[Interface dataset entries]
= Beginning of Section =
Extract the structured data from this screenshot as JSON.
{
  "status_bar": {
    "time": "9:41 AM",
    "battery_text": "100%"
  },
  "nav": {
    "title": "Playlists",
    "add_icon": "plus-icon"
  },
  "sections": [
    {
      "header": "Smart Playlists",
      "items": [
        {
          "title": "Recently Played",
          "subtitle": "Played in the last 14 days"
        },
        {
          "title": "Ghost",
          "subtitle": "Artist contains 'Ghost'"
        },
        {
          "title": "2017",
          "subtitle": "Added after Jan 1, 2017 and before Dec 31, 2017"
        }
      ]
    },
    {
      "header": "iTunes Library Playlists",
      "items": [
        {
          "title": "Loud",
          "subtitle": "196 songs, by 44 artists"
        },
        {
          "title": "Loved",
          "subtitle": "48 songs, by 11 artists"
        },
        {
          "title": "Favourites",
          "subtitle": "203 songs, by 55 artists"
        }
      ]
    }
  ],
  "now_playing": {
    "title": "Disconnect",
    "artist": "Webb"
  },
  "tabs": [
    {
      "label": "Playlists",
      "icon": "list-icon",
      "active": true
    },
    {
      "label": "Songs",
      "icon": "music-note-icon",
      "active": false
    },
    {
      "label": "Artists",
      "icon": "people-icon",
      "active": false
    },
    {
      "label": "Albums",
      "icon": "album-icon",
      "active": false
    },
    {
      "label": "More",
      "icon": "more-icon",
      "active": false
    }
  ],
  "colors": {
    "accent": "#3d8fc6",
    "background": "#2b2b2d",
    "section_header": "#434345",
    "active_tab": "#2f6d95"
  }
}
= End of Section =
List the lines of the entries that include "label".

      "label": "Playlists",
      "label": "Songs",
      "label": "Artists",
      "label": "Albums",
      "label": "More",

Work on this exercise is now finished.